Some questions that popped into my head tonight while I was sitting in Barnes & Nobles drinking some Sumatra (mmmm) and reading Lou Dobbs' new book "Exporting America: Why Corporate Greed Is Shipping American Jobs Overseas":
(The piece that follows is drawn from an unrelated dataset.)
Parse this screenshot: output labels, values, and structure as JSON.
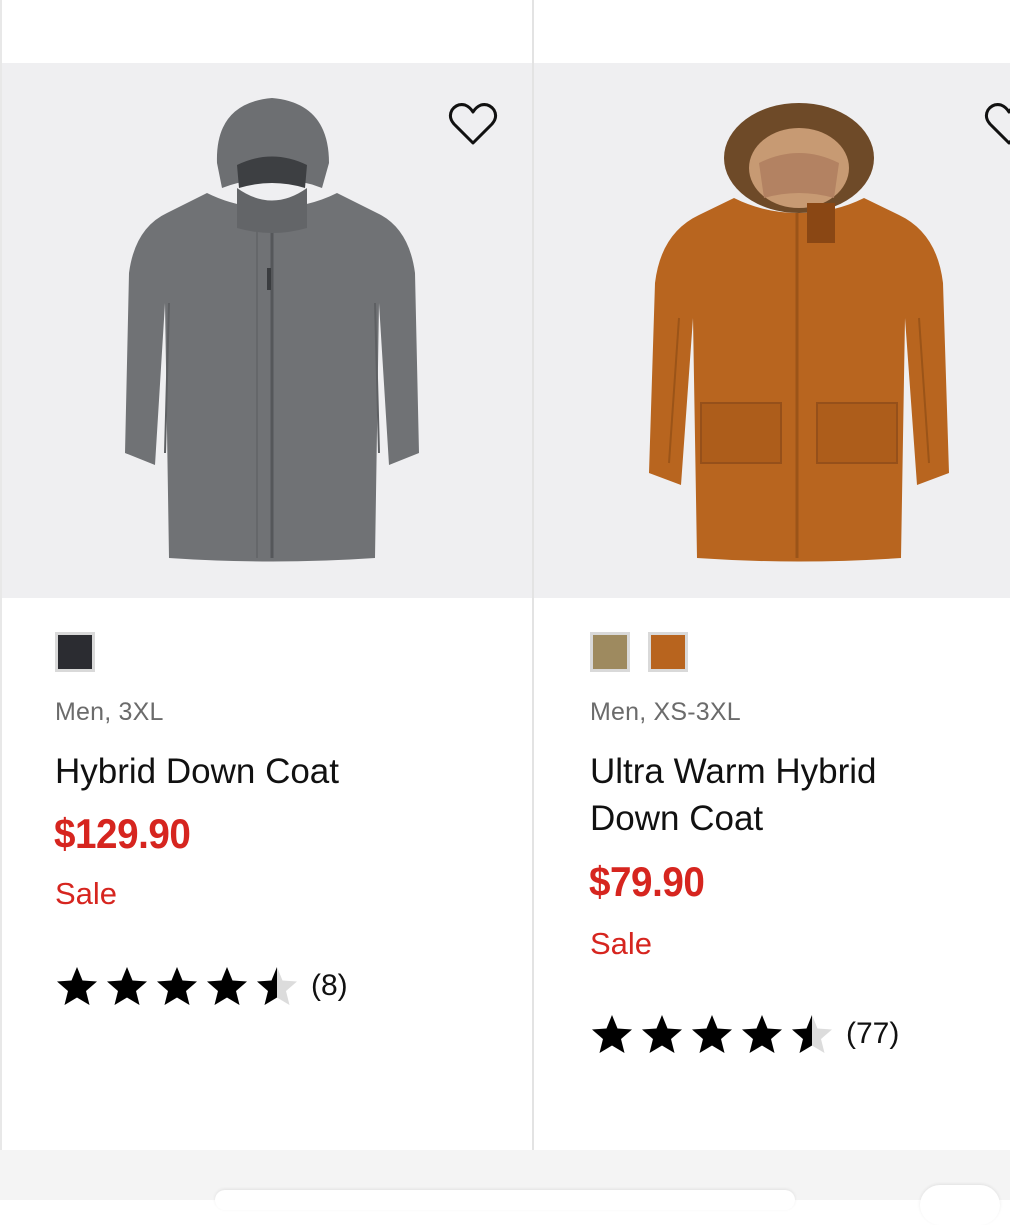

Is nationalism just fiefdoms (European tribalism) writ large? If so, is economic nationalism just an extension of local/parochial/ethnic allegiances? What is the appropriate Christian response to this? If our primary allegiance is to Christ and to those who are called by His name (the church universal), to what degree can we be allied to a particular national interest? If (by historical standards very wealthy) American workers are being hurt, but foreign workers are being helped by "outsourcing", should we not support this as a means to "lift up" the poor around the world? But what if neither are being helped by this process, but instead these multi-national corporations are only pursuing short-term goals of personal enrichment at the expense of the "host" nations and workers? In this case are these corporations acting simply as parasites, feeding off the host until its energy is exhausted, and then it moves on to its next victim? As a people, should we see these various corporations as a confederation of similarly motivated interests (a sort of United States of Capital) working together (not in some dark conspiratorial way, but in an open and completely understandable fraternity of common interests) to advance their own material interests? If their interests are for their own enrichment and their own self-perpetuation, over and above any national/local/community loyalties, should we then not be concerned to see to a policy being enacted that would limit those impulses? While I don't agree with Dobbs' strong Americanism/nationalism, since my primary allegiance is to Christ (unconditionally) and His church (conditionally), and then further down the line to my country (very conditionally, no matter what country), I nonetheless agree with his concern over the rapacious appetite of the corporate empires that have effectively supplanted (and co-opted) our other governing structures. We stand at the crossroads, being asked to choose. Every moment we buy a product, we stand at the crossroads. Every moment we watch a television program, we stand at the crossroads. Every moment we accept and then propound a political view, we stand at the crossroads. We are always making choices. We are always being political. It's not a question of if, but which political and ethical position we are going to take and are taking. Just some questions on a friday night.